BEGIN ENTRIES SHOWN

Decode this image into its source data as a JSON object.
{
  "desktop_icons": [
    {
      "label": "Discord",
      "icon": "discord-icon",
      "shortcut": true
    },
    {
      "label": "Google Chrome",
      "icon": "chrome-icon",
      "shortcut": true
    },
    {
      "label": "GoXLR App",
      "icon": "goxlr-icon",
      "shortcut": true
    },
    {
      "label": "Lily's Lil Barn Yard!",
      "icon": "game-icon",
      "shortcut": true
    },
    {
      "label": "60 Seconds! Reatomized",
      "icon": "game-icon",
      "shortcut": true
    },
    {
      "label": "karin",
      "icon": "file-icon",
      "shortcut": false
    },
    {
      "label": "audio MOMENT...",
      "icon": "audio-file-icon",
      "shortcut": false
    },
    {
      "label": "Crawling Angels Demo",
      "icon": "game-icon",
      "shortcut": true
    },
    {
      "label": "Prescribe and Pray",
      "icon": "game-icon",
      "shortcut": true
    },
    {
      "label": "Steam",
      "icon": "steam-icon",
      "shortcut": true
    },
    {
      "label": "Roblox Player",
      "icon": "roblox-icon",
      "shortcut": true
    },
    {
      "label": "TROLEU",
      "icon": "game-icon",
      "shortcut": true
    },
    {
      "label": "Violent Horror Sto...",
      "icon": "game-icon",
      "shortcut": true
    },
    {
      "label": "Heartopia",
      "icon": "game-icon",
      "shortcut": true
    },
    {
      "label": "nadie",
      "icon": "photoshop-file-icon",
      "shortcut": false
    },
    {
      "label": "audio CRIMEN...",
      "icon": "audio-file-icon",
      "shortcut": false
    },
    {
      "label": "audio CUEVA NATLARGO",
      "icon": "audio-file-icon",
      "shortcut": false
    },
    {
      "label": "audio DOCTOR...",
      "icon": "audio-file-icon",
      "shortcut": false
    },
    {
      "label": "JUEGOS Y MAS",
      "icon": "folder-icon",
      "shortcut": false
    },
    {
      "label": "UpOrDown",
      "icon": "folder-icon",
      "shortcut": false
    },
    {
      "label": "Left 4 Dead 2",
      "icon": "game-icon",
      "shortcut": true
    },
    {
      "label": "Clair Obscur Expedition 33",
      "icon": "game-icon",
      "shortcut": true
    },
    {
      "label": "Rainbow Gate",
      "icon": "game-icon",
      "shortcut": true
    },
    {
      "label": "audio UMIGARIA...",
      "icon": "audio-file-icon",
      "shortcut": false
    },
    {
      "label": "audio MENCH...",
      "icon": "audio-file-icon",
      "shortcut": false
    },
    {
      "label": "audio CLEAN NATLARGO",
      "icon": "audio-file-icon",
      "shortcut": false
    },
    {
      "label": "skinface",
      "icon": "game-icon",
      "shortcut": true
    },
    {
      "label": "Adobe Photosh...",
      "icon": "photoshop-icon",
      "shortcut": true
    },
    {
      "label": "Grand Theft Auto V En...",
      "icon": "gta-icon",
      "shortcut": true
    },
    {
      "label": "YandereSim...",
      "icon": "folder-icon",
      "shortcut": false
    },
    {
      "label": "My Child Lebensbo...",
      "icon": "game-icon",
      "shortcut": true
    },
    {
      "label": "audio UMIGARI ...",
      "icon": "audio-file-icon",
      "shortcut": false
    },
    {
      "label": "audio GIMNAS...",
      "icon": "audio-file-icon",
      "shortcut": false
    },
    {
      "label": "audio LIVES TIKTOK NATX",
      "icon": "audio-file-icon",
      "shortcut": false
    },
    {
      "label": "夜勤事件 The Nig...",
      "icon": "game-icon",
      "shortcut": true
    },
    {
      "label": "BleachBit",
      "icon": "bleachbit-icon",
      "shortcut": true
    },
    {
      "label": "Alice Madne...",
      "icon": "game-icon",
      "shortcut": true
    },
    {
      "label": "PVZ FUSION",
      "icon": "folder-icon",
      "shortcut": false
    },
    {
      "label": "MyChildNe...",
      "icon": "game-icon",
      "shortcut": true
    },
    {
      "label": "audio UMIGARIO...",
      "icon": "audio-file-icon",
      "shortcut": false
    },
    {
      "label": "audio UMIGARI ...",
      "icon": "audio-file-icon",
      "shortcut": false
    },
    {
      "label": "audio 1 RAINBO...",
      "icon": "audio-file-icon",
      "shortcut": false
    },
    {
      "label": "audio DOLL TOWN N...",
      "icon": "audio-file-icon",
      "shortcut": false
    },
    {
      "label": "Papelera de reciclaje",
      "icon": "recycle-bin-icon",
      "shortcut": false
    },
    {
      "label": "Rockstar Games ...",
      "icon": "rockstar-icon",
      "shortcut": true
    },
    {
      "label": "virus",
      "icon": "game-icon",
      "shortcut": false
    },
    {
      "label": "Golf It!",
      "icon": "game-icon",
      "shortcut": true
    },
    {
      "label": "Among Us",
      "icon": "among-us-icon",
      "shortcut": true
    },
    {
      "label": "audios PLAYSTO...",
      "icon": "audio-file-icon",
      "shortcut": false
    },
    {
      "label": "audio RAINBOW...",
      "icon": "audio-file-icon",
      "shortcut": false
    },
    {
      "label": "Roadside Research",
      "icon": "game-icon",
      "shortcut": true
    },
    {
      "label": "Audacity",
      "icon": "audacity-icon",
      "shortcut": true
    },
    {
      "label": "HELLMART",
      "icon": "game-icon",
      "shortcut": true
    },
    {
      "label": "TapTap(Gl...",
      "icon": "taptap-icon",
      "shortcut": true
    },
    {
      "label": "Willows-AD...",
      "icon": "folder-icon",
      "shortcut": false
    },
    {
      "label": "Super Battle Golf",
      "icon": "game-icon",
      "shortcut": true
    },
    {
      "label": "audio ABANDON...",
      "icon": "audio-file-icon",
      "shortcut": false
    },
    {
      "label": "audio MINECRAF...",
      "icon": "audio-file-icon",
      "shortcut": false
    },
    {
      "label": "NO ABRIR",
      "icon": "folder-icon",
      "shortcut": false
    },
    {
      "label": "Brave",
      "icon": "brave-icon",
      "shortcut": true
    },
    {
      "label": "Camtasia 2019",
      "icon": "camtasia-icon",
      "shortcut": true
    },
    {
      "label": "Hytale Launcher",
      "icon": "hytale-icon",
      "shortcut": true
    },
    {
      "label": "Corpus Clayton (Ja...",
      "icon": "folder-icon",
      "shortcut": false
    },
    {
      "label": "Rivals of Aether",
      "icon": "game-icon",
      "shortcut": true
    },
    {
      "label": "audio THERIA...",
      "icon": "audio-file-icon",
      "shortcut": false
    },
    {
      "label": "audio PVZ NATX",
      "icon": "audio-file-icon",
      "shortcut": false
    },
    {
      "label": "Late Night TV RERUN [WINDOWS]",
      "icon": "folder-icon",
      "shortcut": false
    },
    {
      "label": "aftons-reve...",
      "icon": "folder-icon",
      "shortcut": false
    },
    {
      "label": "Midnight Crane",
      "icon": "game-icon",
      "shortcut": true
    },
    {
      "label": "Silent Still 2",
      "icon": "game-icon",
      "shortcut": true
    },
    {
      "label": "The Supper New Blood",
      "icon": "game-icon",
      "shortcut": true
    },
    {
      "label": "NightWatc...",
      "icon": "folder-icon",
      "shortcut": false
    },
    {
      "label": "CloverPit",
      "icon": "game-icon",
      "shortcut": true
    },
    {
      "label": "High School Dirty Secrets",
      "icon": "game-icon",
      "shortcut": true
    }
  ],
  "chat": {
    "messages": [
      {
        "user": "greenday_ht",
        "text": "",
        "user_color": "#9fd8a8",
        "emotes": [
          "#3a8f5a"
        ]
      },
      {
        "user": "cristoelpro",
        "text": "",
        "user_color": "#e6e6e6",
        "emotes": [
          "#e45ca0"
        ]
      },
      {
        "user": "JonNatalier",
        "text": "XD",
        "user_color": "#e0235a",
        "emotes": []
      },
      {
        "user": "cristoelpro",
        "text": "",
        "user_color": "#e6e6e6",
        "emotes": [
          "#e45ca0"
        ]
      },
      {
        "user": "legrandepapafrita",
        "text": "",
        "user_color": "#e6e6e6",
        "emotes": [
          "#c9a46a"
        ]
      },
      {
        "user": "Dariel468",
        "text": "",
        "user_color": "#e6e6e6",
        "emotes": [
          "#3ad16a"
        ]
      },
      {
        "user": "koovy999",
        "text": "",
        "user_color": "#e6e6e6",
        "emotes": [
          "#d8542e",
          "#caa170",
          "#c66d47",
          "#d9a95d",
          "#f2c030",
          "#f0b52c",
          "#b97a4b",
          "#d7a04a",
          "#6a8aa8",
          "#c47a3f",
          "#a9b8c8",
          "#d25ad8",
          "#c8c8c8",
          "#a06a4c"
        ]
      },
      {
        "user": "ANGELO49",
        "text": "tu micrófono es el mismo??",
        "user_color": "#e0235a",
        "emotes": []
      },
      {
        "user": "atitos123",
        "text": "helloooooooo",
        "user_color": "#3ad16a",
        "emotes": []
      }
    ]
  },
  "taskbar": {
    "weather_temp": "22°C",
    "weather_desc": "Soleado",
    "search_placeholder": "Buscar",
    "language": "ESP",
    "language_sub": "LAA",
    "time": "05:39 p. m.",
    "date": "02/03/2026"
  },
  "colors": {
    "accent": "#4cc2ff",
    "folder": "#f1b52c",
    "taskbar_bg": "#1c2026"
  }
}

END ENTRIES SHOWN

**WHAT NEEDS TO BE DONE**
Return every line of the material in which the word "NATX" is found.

**RESULT FOR THIS EXERCISE**
      "label": "audio LIVES TIKTOK NATX",
      "label": "audio PVZ NATX",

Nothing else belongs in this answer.